## Task to carry out
Each entry is to be restated word for word, with nothing omitted.

## Data to process
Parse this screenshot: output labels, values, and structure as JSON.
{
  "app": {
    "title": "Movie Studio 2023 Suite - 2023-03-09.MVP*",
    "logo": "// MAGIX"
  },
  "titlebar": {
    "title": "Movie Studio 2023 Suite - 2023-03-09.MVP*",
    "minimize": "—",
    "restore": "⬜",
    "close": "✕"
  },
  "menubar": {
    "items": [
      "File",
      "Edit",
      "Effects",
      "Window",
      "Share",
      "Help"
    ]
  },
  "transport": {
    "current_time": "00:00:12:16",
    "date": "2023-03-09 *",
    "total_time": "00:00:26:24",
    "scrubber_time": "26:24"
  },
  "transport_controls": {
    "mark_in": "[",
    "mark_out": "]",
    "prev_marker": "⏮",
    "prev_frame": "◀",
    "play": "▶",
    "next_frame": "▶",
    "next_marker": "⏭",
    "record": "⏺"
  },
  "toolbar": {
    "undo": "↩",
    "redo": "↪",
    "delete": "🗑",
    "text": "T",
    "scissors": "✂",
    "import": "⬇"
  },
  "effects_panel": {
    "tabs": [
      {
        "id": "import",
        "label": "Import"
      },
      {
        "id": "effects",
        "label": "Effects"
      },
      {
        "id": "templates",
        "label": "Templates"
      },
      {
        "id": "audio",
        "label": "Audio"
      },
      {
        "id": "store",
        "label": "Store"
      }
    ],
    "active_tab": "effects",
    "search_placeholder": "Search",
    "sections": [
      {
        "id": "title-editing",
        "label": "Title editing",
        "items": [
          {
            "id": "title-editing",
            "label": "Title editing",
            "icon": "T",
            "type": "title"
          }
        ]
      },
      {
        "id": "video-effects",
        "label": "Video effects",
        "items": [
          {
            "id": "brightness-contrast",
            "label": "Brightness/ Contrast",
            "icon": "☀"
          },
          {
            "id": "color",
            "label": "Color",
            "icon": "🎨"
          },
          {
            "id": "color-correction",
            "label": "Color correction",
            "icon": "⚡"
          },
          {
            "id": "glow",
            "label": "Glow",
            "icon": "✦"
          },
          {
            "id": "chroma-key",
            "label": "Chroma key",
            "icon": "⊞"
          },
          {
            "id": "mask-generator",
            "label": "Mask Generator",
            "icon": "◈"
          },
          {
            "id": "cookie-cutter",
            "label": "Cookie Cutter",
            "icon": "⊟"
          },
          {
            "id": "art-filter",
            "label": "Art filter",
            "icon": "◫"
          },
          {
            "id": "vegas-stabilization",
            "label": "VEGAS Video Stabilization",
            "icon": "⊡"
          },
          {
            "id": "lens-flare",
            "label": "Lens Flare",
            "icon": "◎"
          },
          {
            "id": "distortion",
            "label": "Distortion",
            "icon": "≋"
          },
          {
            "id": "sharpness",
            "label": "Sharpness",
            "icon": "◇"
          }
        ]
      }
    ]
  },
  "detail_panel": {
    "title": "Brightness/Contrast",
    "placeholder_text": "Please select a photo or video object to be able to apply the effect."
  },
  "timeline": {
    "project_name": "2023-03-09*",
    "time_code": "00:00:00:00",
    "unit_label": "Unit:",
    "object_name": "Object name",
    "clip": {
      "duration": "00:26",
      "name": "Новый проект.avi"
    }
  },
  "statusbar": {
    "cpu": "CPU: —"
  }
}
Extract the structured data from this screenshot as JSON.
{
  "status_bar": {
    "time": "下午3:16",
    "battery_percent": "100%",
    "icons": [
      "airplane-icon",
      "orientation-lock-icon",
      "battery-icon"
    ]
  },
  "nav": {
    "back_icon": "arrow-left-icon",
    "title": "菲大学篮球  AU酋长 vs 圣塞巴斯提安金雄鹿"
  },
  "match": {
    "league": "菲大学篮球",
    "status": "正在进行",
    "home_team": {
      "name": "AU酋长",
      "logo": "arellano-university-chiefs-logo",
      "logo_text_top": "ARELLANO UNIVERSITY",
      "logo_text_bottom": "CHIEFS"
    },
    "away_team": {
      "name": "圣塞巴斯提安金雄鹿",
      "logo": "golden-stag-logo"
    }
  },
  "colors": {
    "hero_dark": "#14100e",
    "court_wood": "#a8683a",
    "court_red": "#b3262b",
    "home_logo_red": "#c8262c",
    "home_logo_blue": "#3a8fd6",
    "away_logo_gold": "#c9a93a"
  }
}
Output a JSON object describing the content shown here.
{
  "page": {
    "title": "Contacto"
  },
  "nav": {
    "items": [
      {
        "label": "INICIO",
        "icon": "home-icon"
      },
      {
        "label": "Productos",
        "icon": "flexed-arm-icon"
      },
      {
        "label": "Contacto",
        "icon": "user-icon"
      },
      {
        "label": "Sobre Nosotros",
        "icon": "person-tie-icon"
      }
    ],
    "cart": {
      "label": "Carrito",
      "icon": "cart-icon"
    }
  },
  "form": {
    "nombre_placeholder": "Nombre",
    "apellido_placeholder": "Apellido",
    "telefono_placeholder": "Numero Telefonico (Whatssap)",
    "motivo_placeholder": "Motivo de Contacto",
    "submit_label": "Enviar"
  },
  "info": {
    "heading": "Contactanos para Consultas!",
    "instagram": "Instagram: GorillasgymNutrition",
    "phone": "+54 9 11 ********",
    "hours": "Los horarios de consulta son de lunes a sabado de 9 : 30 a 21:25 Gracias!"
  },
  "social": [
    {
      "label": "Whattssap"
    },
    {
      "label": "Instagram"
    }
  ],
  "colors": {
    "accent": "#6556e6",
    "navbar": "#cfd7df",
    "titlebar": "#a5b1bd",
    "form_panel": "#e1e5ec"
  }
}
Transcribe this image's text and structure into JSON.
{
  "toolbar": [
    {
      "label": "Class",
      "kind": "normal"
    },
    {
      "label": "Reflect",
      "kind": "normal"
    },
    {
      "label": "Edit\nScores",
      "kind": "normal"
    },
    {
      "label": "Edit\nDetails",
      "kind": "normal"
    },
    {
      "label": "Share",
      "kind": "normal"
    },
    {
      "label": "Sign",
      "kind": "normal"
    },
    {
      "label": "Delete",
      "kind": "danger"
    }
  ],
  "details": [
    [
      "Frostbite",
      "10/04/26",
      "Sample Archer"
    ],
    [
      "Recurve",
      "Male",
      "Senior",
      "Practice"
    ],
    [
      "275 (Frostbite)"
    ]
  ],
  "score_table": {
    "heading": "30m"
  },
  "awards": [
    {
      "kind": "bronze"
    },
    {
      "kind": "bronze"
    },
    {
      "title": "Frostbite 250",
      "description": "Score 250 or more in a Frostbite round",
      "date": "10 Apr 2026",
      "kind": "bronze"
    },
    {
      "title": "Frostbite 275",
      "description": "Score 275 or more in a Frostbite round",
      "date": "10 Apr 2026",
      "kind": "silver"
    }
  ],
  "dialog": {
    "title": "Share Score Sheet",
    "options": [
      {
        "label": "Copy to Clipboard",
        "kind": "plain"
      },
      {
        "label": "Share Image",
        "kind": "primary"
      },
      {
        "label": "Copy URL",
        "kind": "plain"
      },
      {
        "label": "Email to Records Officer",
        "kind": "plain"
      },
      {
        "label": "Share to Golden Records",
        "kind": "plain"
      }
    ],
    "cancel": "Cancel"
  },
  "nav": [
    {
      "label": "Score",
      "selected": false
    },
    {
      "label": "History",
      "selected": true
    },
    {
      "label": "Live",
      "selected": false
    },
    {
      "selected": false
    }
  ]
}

## Your solution
Parse this screenshot: output labels, values, and structure as JSON.
{
  "app": {
    "title": "Movie Studio 2023 Suite - 2023-03-09.MVP*",
    "logo": "// MAGIX"
  },
  "titlebar": {
    "title": "Movie Studio 2023 Suite - 2023-03-09.MVP*",
    "minimize": "—",
    "restore": "⬜",
    "close": "✕"
  },
  "menubar": {
    "items": [
      "File",
      "Edit",
      "Effects",
      "Window",
      "Share",
      "Help"
    ]
  },
  "transport": {
    "current_time": "00:00:12:16",
    "date": "2023-03-09 *",
    "total_time": "00:00:26:24",
    "scrubber_time": "26:24"
  },
  "transport_controls": {
    "mark_in": "[",
    "mark_out": "]",
    "prev_marker": "⏮",
    "prev_frame": "◀",
    "play": "▶",
    "next_frame": "▶",
    "next_marker": "⏭",
    "record": "⏺"
  },
  "toolbar": {
    "undo": "↩",
    "redo": "↪",
    "delete": "🗑",
    "text": "T",
    "scissors": "✂",
    "import": "⬇"
  },
  "effects_panel": {
    "tabs": [
      {
        "id": "import",
        "label": "Import"
      },
      {
        "id": "effects",
        "label": "Effects"
      },
      {
        "id": "templates",
        "label": "Templates"
      },
      {
        "id": "audio",
        "label": "Audio"
      },
      {
        "id": "store",
        "label": "Store"
      }
    ],
    "active_tab": "effects",
    "search_placeholder": "Search",
    "sections": [
      {
        "id": "title-editing",
        "label": "Title editing",
        "items": [
          {
            "id": "title-editing",
            "label": "Title editing",
            "icon": "T",
            "type": "title"
          }
        ]
      },
      {
        "id": "video-effects",
        "label": "Video effects",
        "items": [
          {
            "id": "brightness-contrast",
            "label": "Brightness/ Contrast",
            "icon": "☀"
          },
          {
            "id": "color",
            "label": "Color",
            "icon": "🎨"
          },
          {
            "id": "color-correction",
            "label": "Color correction",
            "icon": "⚡"
          },
          {
            "id": "glow",
            "label": "Glow",
            "icon": "✦"
          },
          {
            "id": "chroma-key",
            "label": "Chroma key",
            "icon": "⊞"
          },
          {
            "id": "mask-generator",
            "label": "Mask Generator",
            "icon": "◈"
          },
          {
            "id": "cookie-cutter",
            "label": "Cookie Cutter",
            "icon": "⊟"
          },
          {
            "id": "art-filter",
            "label": "Art filter",
            "icon": "◫"
          },
          {
            "id": "vegas-stabilization",
            "label": "VEGAS Video Stabilization",
            "icon": "⊡"
          },
          {
            "id": "lens-flare",
            "label": "Lens Flare",
            "icon": "◎"
          },
          {
            "id": "distortion",
            "label": "Distortion",
            "icon": "≋"
          },
          {
            "id": "sharpness",
            "label": "Sharpness",
            "icon": "◇"
          }
        ]
      }
    ]
  },
  "detail_panel": {
    "title": "Brightness/Contrast",
    "placeholder_text": "Please select a photo or video object to be able to apply the effect."
  },
  "timeline": {
    "project_name": "2023-03-09*",
    "time_code": "00:00:00:00",
    "unit_label": "Unit:",
    "object_name": "Object name",
    "clip": {
      "duration": "00:26",
      "name": "Новый проект.avi"
    }
  },
  "statusbar": {
    "cpu": "CPU: —"
  }
}
Extract the structured data from this screenshot as JSON.
{
  "status_bar": {
    "time": "下午3:16",
    "battery_percent": "100%",
    "icons": [
      "airplane-icon",
      "orientation-lock-icon",
      "battery-icon"
    ]
  },
  "nav": {
    "back_icon": "arrow-left-icon",
    "title": "菲大学篮球  AU酋长 vs 圣塞巴斯提安金雄鹿"
  },
  "match": {
    "league": "菲大学篮球",
    "status": "正在进行",
    "home_team": {
      "name": "AU酋长",
      "logo": "arellano-university-chiefs-logo",
      "logo_text_top": "ARELLANO UNIVERSITY",
      "logo_text_bottom": "CHIEFS"
    },
    "away_team": {
      "name": "圣塞巴斯提安金雄鹿",
      "logo": "golden-stag-logo"
    }
  },
  "colors": {
    "hero_dark": "#14100e",
    "court_wood": "#a8683a",
    "court_red": "#b3262b",
    "home_logo_red": "#c8262c",
    "home_logo_blue": "#3a8fd6",
    "away_logo_gold": "#c9a93a"
  }
}
Output a JSON object describing the content shown here.
{
  "page": {
    "title": "Contacto"
  },
  "nav": {
    "items": [
      {
        "label": "INICIO",
        "icon": "home-icon"
      },
      {
        "label": "Productos",
        "icon": "flexed-arm-icon"
      },
      {
        "label": "Contacto",
        "icon": "user-icon"
      },
      {
        "label": "Sobre Nosotros",
        "icon": "person-tie-icon"
      }
    ],
    "cart": {
      "label": "Carrito",
      "icon": "cart-icon"
    }
  },
  "form": {
    "nombre_placeholder": "Nombre",
    "apellido_placeholder": "Apellido",
    "telefono_placeholder": "Numero Telefonico (Whatssap)",
    "motivo_placeholder": "Motivo de Contacto",
    "submit_label": "Enviar"
  },
  "info": {
    "heading": "Contactanos para Consultas!",
    "instagram": "Instagram: GorillasgymNutrition",
    "phone": "+54 9 11 ********",
    "hours": "Los horarios de consulta son de lunes a sabado de 9 : 30 a 21:25 Gracias!"
  },
  "social": [
    {
      "label": "Whattssap"
    },
    {
      "label": "Instagram"
    }
  ],
  "colors": {
    "accent": "#6556e6",
    "navbar": "#cfd7df",
    "titlebar": "#a5b1bd",
    "form_panel": "#e1e5ec"
  }
}
Transcribe this image's text and structure into JSON.
{
  "toolbar": [
    {
      "label": "Class",
      "kind": "normal"
    },
    {
      "label": "Reflect",
      "kind": "normal"
    },
    {
      "label": "Edit\nScores",
      "kind": "normal"
    },
    {
      "label": "Edit\nDetails",
      "kind": "normal"
    },
    {
      "label": "Share",
      "kind": "normal"
    },
    {
      "label": "Sign",
      "kind": "normal"
    },
    {
      "label": "Delete",
      "kind": "danger"
    }
  ],
  "details": [
    [
      "Frostbite",
      "10/04/26",
      "Sample Archer"
    ],
    [
      "Recurve",
      "Male",
      "Senior",
      "Practice"
    ],
    [
      "275 (Frostbite)"
    ]
  ],
  "score_table": {
    "heading": "30m"
  },
  "awards": [
    {
      "kind": "bronze"
    },
    {
      "kind": "bronze"
    },
    {
      "title": "Frostbite 250",
      "description": "Score 250 or more in a Frostbite round",
      "date": "10 Apr 2026",
      "kind": "bronze"
    },
    {
      "title": "Frostbite 275",
      "description": "Score 275 or more in a Frostbite round",
      "date": "10 Apr 2026",
      "kind": "silver"
    }
  ],
  "dialog": {
    "title": "Share Score Sheet",
    "options": [
      {
        "label": "Copy to Clipboard",
        "kind": "plain"
      },
      {
        "label": "Share Image",
        "kind": "primary"
      },
      {
        "label": "Copy URL",
        "kind": "plain"
      },
      {
        "label": "Email to Records Officer",
        "kind": "plain"
      },
      {
        "label": "Share to Golden Records",
        "kind": "plain"
      }
    ],
    "cancel": "Cancel"
  },
  "nav": [
    {
      "label": "Score",
      "selected": false
    },
    {
      "label": "History",
      "selected": true
    },
    {
      "label": "Live",
      "selected": false
    },
    {
      "selected": false
    }
  ]
}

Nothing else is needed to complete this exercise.